A growing number of U.S. colleges are announcing plans to mandate the vaccination of students returning to campus this fall, in line with President Joe Biden’s pledge to make all adults in the country eligible for COVID-19 jabs by early summer.
At least six colleges - Cornell University, Rutgers University, Fort Lewis College, Nova Southeastern University, St. Edward’s University, and Roger Williams College in Rhode Island - have so far said that all students would need to be vaccinated before a fall return.
Three COVID-19 vaccines have been authorized for emergency use by the Food and Drug Administration (FDA) in the United States so far - Pfizer/BioNTech’s two-dose vaccine, Moderna’s two-dose vaccine, and Johnson & Johnson’s single-shot vaccine. Emergency use authorization is a faster, less rigorous process compared to full FDA approval.
Vaccines that have previously been required by U.S. colleges, for example shots for rubella or measles, had full FDA approval.
Rutgers President Jonathan Holloway said in a statement that its vaccine requirement will apply to three of the university’s main campuses—New Brunswick, Newark, and Camden. Beginning this fall, students will be required to present “proof of vaccination” before they are allowed to move into their dormitories, or attend physical classes.
“Adding COVID-19 vaccination to our student immunization requirements will help provide a safer and more robust college experience for our students,” Holloway said in the statement, noting that students may file for an exemption for religious or medical reasons.
Fort Lewis College President Tom Stritikus said in a letter that the requirement will provide “our best hope for returning to the hands-on, inclusive, experiential, and personalized learning environment that we have all come to love.”
“As such, all students enrolling at FLC for the fall 2021 semester will be required to get a COVID-19 vaccine,” Stritikus said.
Cornell University President Martha E. Pollack wrote in a letter that it plans to require students returning to Ithaca, Geneva, and Cornell Tech campuses this fall to be vaccinated against COVID-19, the disease caused by the CCP (Chinese Communist Party) virus.
The decision was made following “recent announcements of expanded vaccine eligibility in New York and other states, and increasing vaccine production,” Pollack said.
On Friday, Nova Southeastern University said in a statement that it intends to resume “full, in-person classroom learning for on-ground courses” in the fall, and that all students, faculty, and staff will need to be vaccinated.

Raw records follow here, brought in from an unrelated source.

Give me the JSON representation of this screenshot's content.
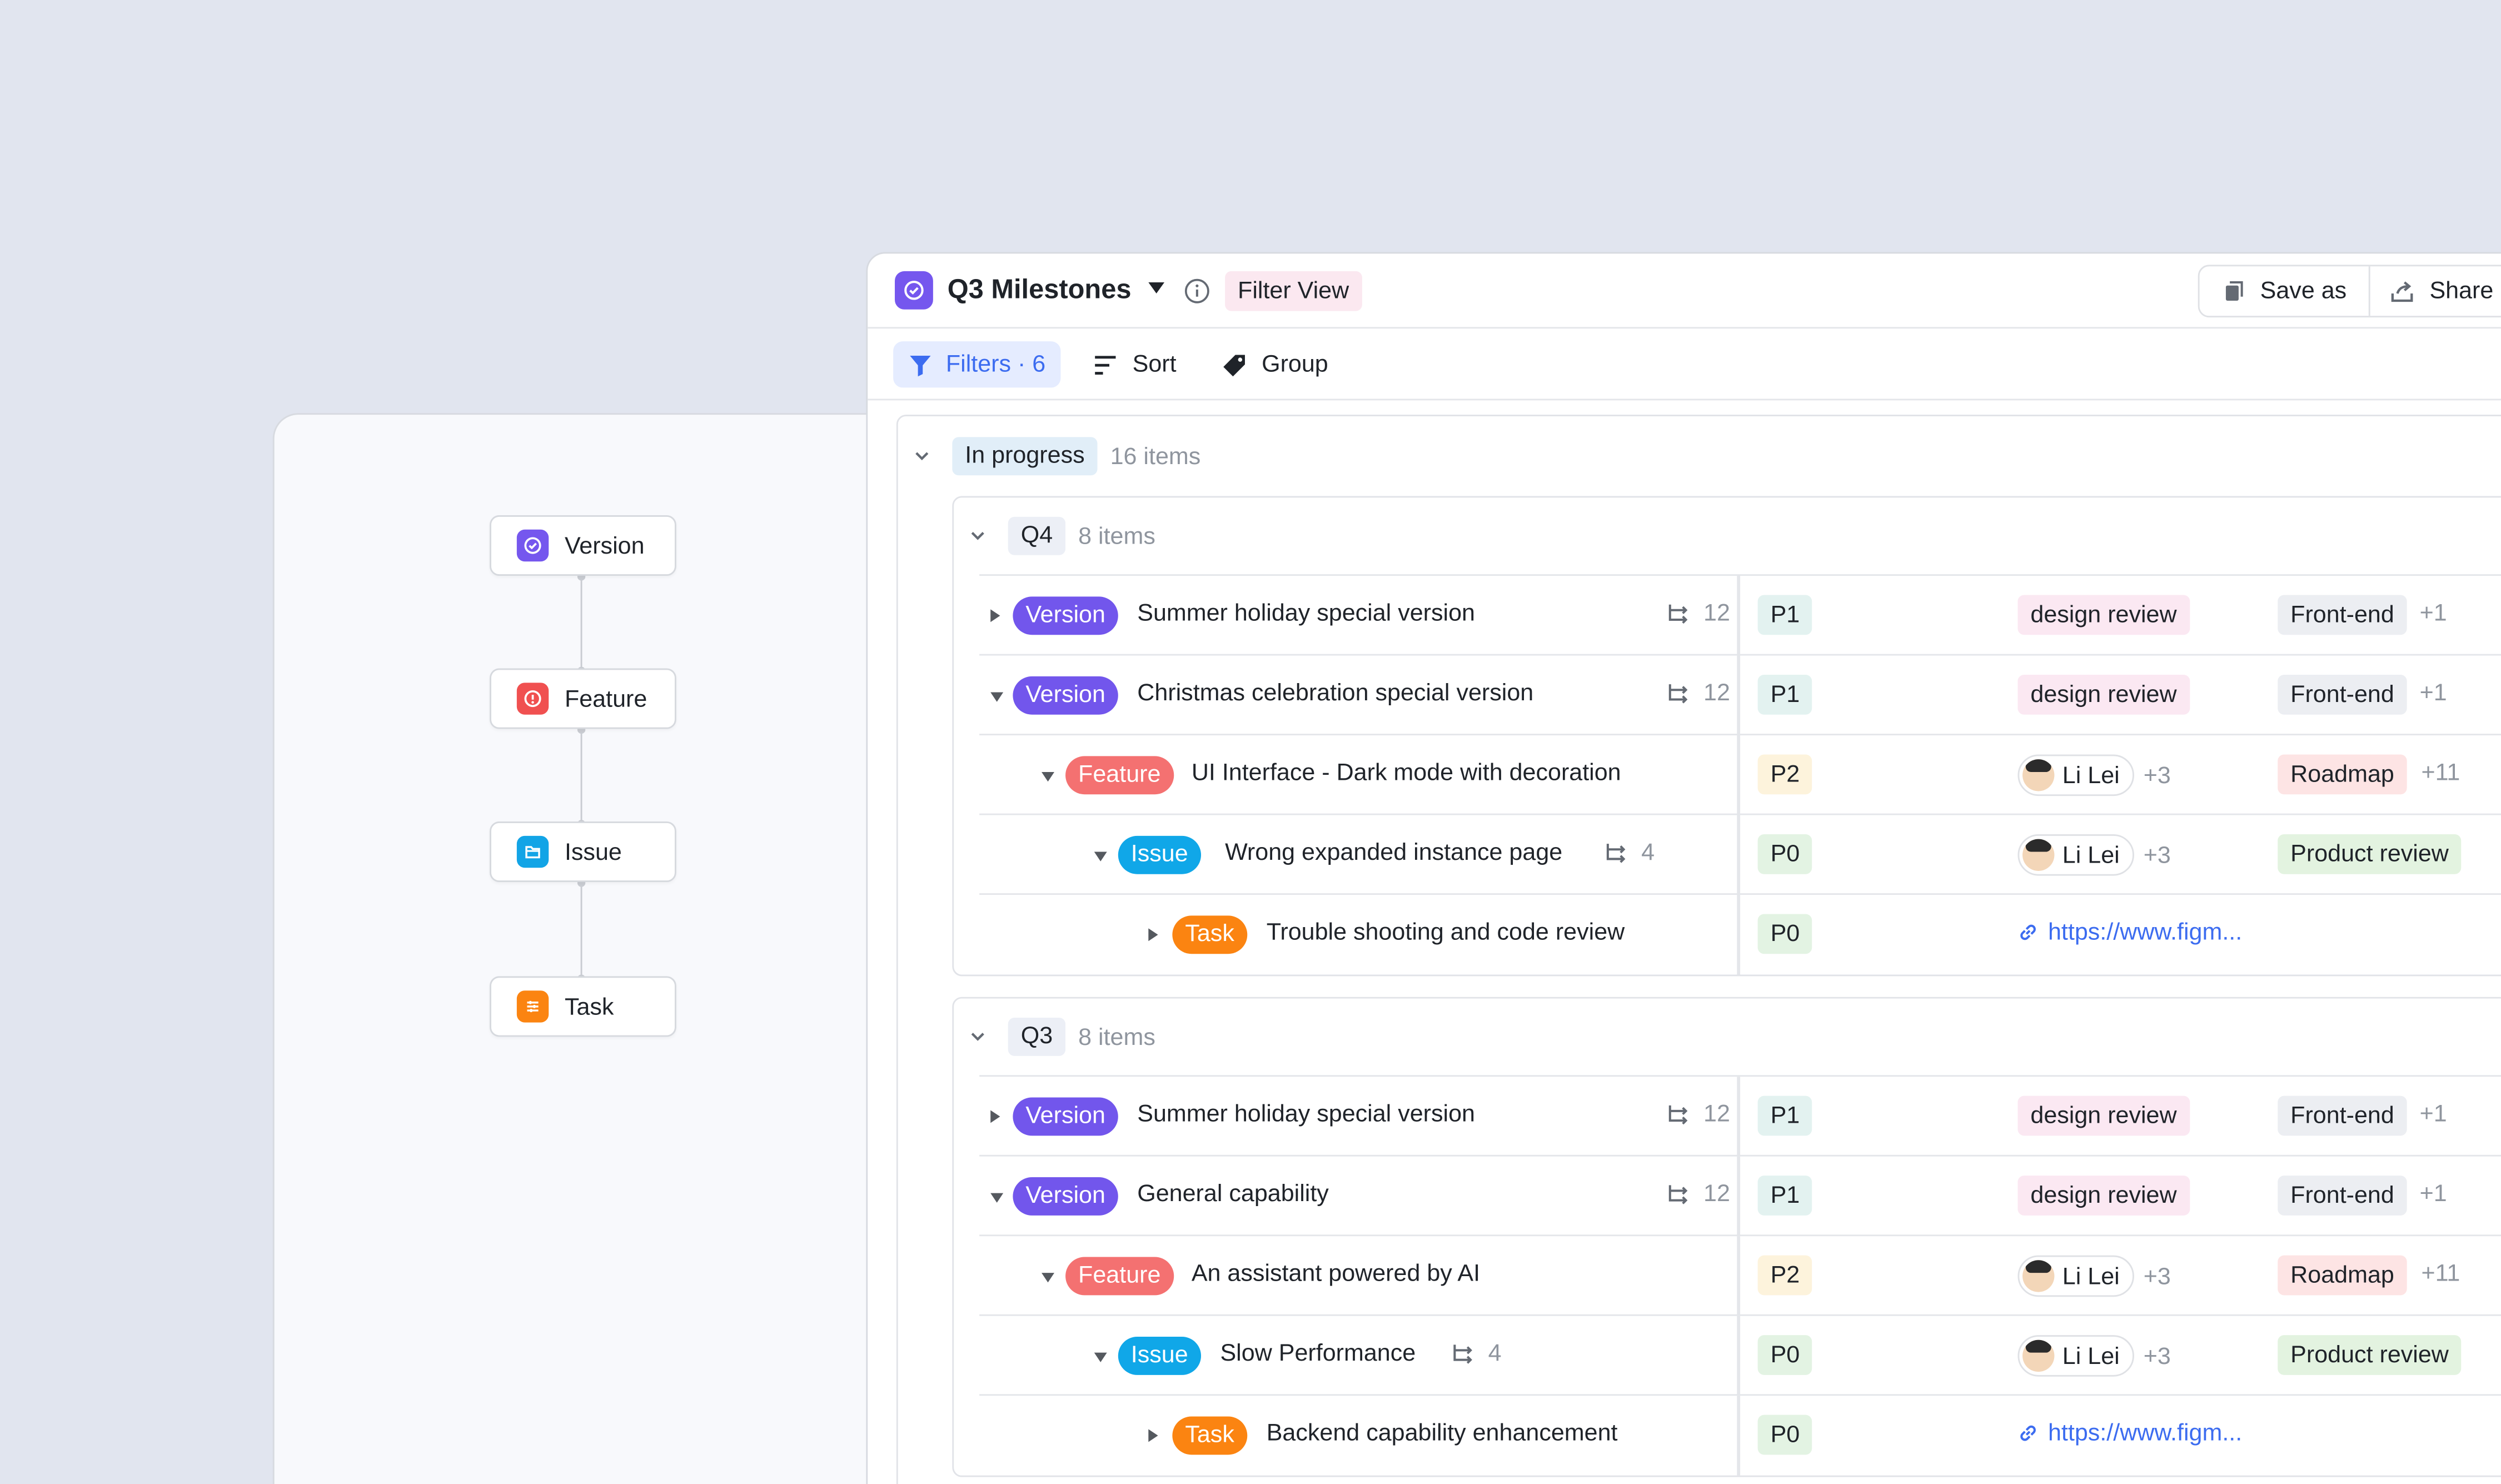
{
  "hierarchy": {
    "levels": [
      {
        "label": "Version",
        "color": "#7557ee",
        "icon": "check-circle-icon"
      },
      {
        "label": "Feature",
        "color": "#f05050",
        "icon": "alert-circle-icon"
      },
      {
        "label": "Issue",
        "color": "#12a4e6",
        "icon": "folder-icon"
      },
      {
        "label": "Task",
        "color": "#fb8411",
        "icon": "list-icon"
      }
    ]
  },
  "header": {
    "title": "Q3 Milestones",
    "view_tag": "Filter View",
    "save_as_label": "Save as",
    "share_label": "Share"
  },
  "toolbar": {
    "filters_label": "Filters · 6",
    "sort_label": "Sort",
    "group_label": "Group"
  },
  "group": {
    "label": "In progress",
    "count": "16 items",
    "subgroups": [
      {
        "label": "Q4",
        "count": "8 items",
        "rows": [
          {
            "type": "Version",
            "name": "Summer holiday special version",
            "subitems": "12",
            "priority": "P1",
            "col3": "design review",
            "col4": "Front-end",
            "col4_more": "+1"
          },
          {
            "type": "Version",
            "name": "Christmas celebration special version",
            "subitems": "12",
            "priority": "P1",
            "col3": "design review",
            "col4": "Front-end",
            "col4_more": "+1"
          },
          {
            "type": "Feature",
            "name": "UI Interface - Dark mode with decoration",
            "priority": "P2",
            "person": "Li Lei",
            "person_more": "+3",
            "col4": "Roadmap",
            "col4_more": "+11"
          },
          {
            "type": "Issue",
            "name": "Wrong expanded instance page",
            "subitems": "4",
            "priority": "P0",
            "person": "Li Lei",
            "person_more": "+3",
            "col4": "Product review"
          },
          {
            "type": "Task",
            "name": "Trouble shooting and code review",
            "priority": "P0",
            "link": "https://www.figm..."
          }
        ]
      },
      {
        "label": "Q3",
        "count": "8 items",
        "rows": [
          {
            "type": "Version",
            "name": "Summer holiday special version",
            "subitems": "12",
            "priority": "P1",
            "col3": "design review",
            "col4": "Front-end",
            "col4_more": "+1"
          },
          {
            "type": "Version",
            "name": "General capability",
            "subitems": "12",
            "priority": "P1",
            "col3": "design review",
            "col4": "Front-end",
            "col4_more": "+1"
          },
          {
            "type": "Feature",
            "name": "An assistant powered by AI",
            "priority": "P2",
            "person": "Li Lei",
            "person_more": "+3",
            "col4": "Roadmap",
            "col4_more": "+11"
          },
          {
            "type": "Issue",
            "name": "Slow Performance",
            "subitems": "4",
            "priority": "P0",
            "person": "Li Lei",
            "person_more": "+3",
            "col4": "Product review"
          },
          {
            "type": "Task",
            "name": "Backend capability enhancement",
            "priority": "P0",
            "link": "https://www.figm..."
          }
        ]
      }
    ]
  },
  "colors": {
    "version": "#7256ec",
    "feature": "#f47171",
    "issue": "#10a7e8",
    "task": "#fb8411",
    "accent": "#3c6cf0"
  }
}
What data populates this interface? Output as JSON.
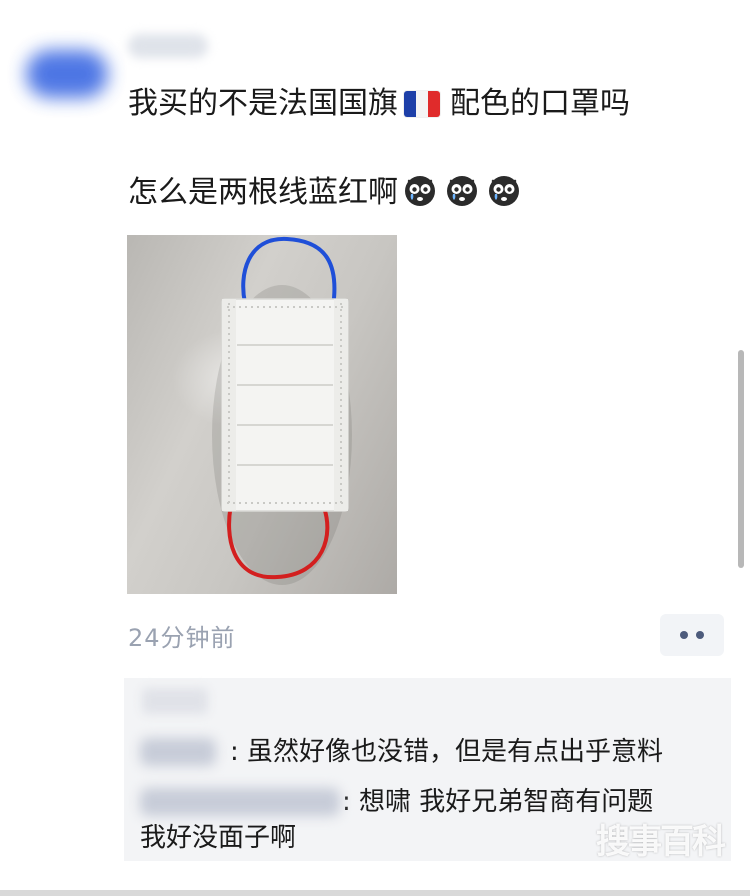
{
  "post": {
    "line1_text": "我买的不是法国国旗",
    "line1_suffix": "配色的口罩吗",
    "line2_text": "怎么是两根线蓝红啊",
    "time": "24分钟前"
  },
  "icons": {
    "flag": "france-flag-emoji",
    "emoji": "crying-face-emoji",
    "more": "more-dots-icon"
  },
  "colors": {
    "ear_loop_top": "#1f4fd8",
    "ear_loop_bottom": "#d31f1f",
    "time_text": "#9aa2b1",
    "comment_bg": "#f3f4f6",
    "more_dots": "#4d5b7c"
  },
  "comments": [
    {
      "text": ": 虽然好像也没错，但是有点出乎意料"
    },
    {
      "text": ": 想啸 我好兄弟智商有问题"
    }
  ],
  "comment_continuation": "我好没面子啊",
  "watermark": "搜事百科"
}
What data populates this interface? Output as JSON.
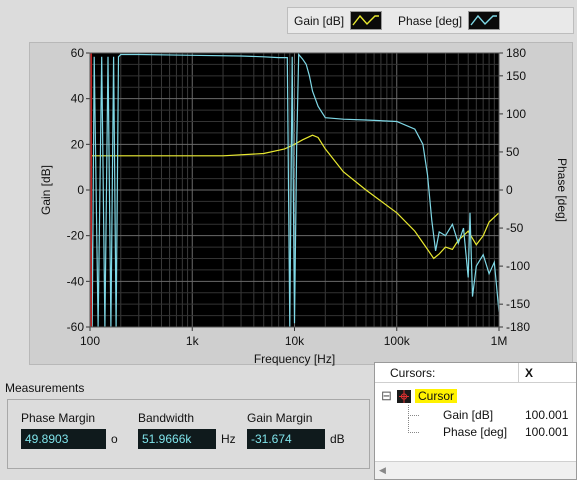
{
  "legend": {
    "gain_label": "Gain [dB]",
    "phase_label": "Phase [deg]"
  },
  "chart_data": {
    "type": "line",
    "xscale": "log",
    "xlabel": "Frequency [Hz]",
    "ylabel": "Gain [dB]",
    "y2label": "Phase [deg]",
    "xlim": [
      100,
      1000000
    ],
    "ylim": [
      -60,
      60
    ],
    "y2lim": [
      -180,
      180
    ],
    "xticks": [
      "100",
      "1k",
      "10k",
      "100k",
      "1M"
    ],
    "yticks": [
      "60",
      "40",
      "20",
      "0",
      "-20",
      "-40",
      "-60"
    ],
    "y2ticks": [
      "180",
      "150",
      "100",
      "50",
      "0",
      "-50",
      "-100",
      "-150",
      "-180"
    ],
    "grid": true,
    "series": [
      {
        "name": "Gain [dB]",
        "color": "#e8e830",
        "axis": "left",
        "x": [
          100,
          200,
          500,
          1000,
          2000,
          5000,
          8000,
          10000,
          12000,
          15000,
          17000,
          20000,
          30000,
          50000,
          100000,
          150000,
          200000,
          230000,
          260000,
          300000,
          350000,
          400000,
          450000,
          500000,
          600000,
          700000,
          800000,
          1000000
        ],
        "y": [
          15,
          15,
          15,
          15,
          15,
          16,
          18,
          20,
          22,
          24,
          23,
          18,
          8,
          0,
          -10,
          -18,
          -26,
          -30,
          -28,
          -25,
          -26,
          -22,
          -20,
          -18,
          -24,
          -20,
          -14,
          -10
        ]
      },
      {
        "name": "Phase [deg]",
        "color": "#7fd8e6",
        "axis": "right",
        "x": [
          100,
          105,
          110,
          120,
          130,
          140,
          150,
          160,
          170,
          180,
          190,
          200,
          300,
          1000,
          3000,
          5000,
          7000,
          8500,
          9000,
          9500,
          10000,
          10500,
          11000,
          12000,
          13000,
          14000,
          15000,
          17000,
          20000,
          30000,
          50000,
          100000,
          150000,
          180000,
          200000,
          220000,
          240000,
          260000,
          300000,
          350000,
          400000,
          450000,
          500000,
          520000,
          550000,
          600000,
          700000,
          800000,
          900000,
          1000000
        ],
        "y": [
          175,
          -180,
          175,
          -180,
          175,
          -180,
          175,
          -180,
          175,
          -180,
          175,
          178,
          178,
          177,
          176,
          175,
          174,
          174,
          -180,
          175,
          -175,
          60,
          178,
          172,
          165,
          150,
          130,
          110,
          95,
          93,
          92,
          90,
          80,
          60,
          20,
          -40,
          -80,
          -55,
          -60,
          -45,
          -70,
          -50,
          -115,
          -30,
          -140,
          -100,
          -85,
          -110,
          -95,
          -160
        ]
      }
    ]
  },
  "measurements": {
    "title": "Measurements",
    "phase_margin": {
      "label": "Phase Margin",
      "value": "49.8903",
      "unit": "o"
    },
    "bandwidth": {
      "label": "Bandwidth",
      "value": "51.9666k",
      "unit": "Hz"
    },
    "gain_margin": {
      "label": "Gain Margin",
      "value": "-31.674",
      "unit": "dB"
    }
  },
  "cursors": {
    "header_name": "Cursors:",
    "header_x": "X",
    "expand_symbol": "⊟",
    "cursor_name": "Cursor",
    "rows": [
      {
        "name": "Gain [dB]",
        "x": "100.001"
      },
      {
        "name": "Phase [deg]",
        "x": "100.001"
      }
    ]
  }
}
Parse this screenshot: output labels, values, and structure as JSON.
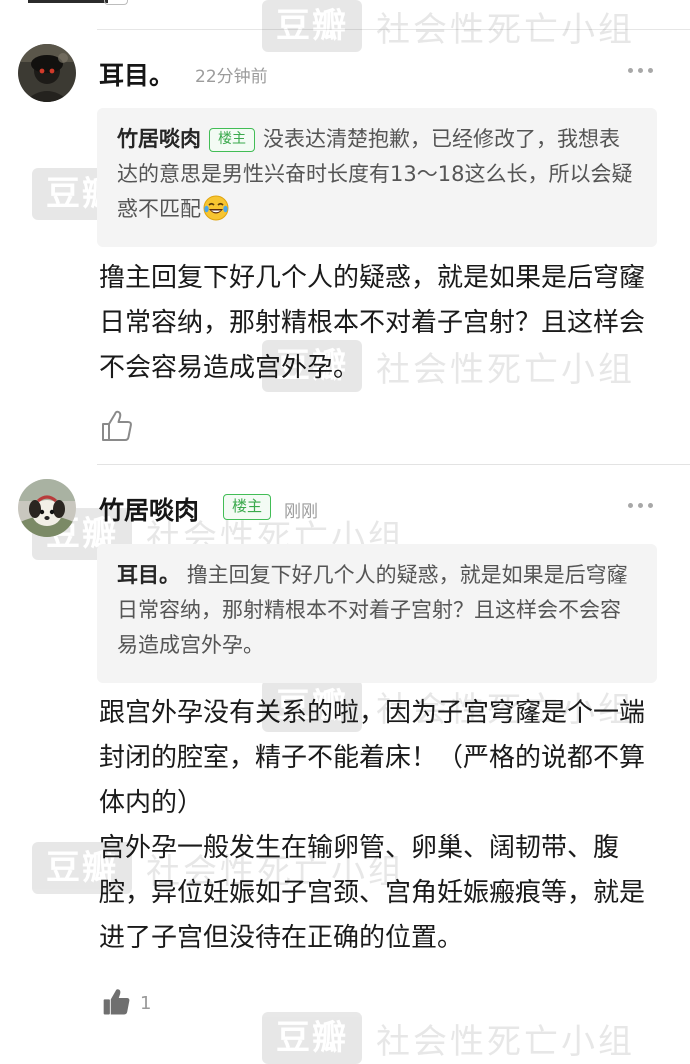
{
  "watermark": {
    "logo": "豆瓣",
    "group": "社会性死亡小组"
  },
  "comments": [
    {
      "author": "耳目。",
      "time": "22分钟前",
      "avatar_icon": "dark-portrait-avatar",
      "quote": {
        "author": "竹居啖肉",
        "badge": "楼主",
        "text": "没表达清楚抱歉，已经修改了，我想表达的意思是男性兴奋时长度有13～18这么长，所以会疑惑不匹配",
        "emoji": "laughing-tears-emoji"
      },
      "paragraphs": [
        "撸主回复下好几个人的疑惑，就是如果是后穹窿日常容纳，那射精根本不对着子宫射？且这样会不会容易造成宫外孕。"
      ],
      "like_icon": "thumbs-up-outline-icon",
      "more_icon": "more-dots-icon"
    },
    {
      "author": "竹居啖肉",
      "badge": "楼主",
      "time": "刚刚",
      "avatar_icon": "puppy-photo-avatar",
      "quote": {
        "author": "耳目。",
        "text": "撸主回复下好几个人的疑惑，就是如果是后穹窿日常容纳，那射精根本不对着子宫射？且这样会不会容易造成宫外孕。"
      },
      "paragraphs": [
        "跟宫外孕没有关系的啦，因为子宫穹窿是个一端封闭的腔室，精子不能着床！（严格的说都不算体内的）",
        "宫外孕一般发生在输卵管、卵巢、阔韧带、腹腔，异位妊娠如子宫颈、宫角妊娠瘢痕等，就是进了子宫但没待在正确的位置。"
      ],
      "like_count": "1",
      "like_icon": "thumbs-up-filled-icon",
      "more_icon": "more-dots-icon"
    }
  ],
  "colors": {
    "badge_green": "#42bd56",
    "quote_bg": "#f4f4f4",
    "meta_gray": "#9c9c9c"
  }
}
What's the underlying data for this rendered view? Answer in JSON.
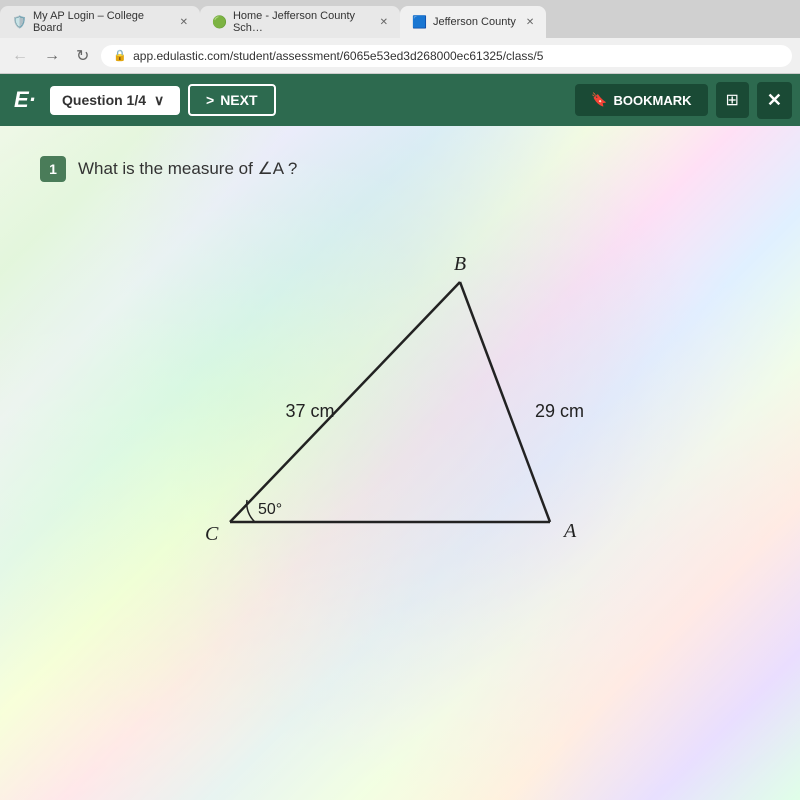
{
  "browser": {
    "tabs": [
      {
        "id": "tab1",
        "icon": "🛡️",
        "label": "My AP Login – College Board",
        "active": false
      },
      {
        "id": "tab2",
        "icon": "🟢",
        "label": "Home - Jefferson County Sch…",
        "active": false
      },
      {
        "id": "tab3",
        "icon": "🟦",
        "label": "Jefferson County",
        "active": true
      }
    ],
    "url": "app.edulastic.com/student/assessment/6065e53ed3d268000ec61325/class/5",
    "lock_icon": "🔒"
  },
  "toolbar": {
    "logo": "E·",
    "question_selector": "Question 1/4",
    "chevron": "∨",
    "next_arrow": ">",
    "next_label": "NEXT",
    "bookmark_icon": "🔖",
    "bookmark_label": "BOOKMARK",
    "grid_icon": "⊞",
    "close_icon": "✕"
  },
  "question": {
    "number": "1",
    "text": "What is the measure of ∠A ?",
    "triangle": {
      "vertices": {
        "A": "A",
        "B": "B",
        "C": "C"
      },
      "sides": {
        "AB": "37 cm",
        "BC": "29 cm",
        "angle_C": "50°"
      }
    }
  }
}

At St. Edward’s University, all employees and students aged 16 and above will be required to be vaccinated for a return to campus this fall semester, its COVID-19 Steering Team announced (pdf). Pfizer’s vaccine is the only one with FDA authorization for use in people as young as 16.
According to The New York Times, since Jan. 1, more than 120,000 CCP virus cases have been linked to U.S. colleges and universities, with more than 100 deaths involving students and employees since the beginning of the pandemic. The majority of those who have died have been employees, and most of the deaths occurred last year, the report states, citing case data through open records requests at public universities.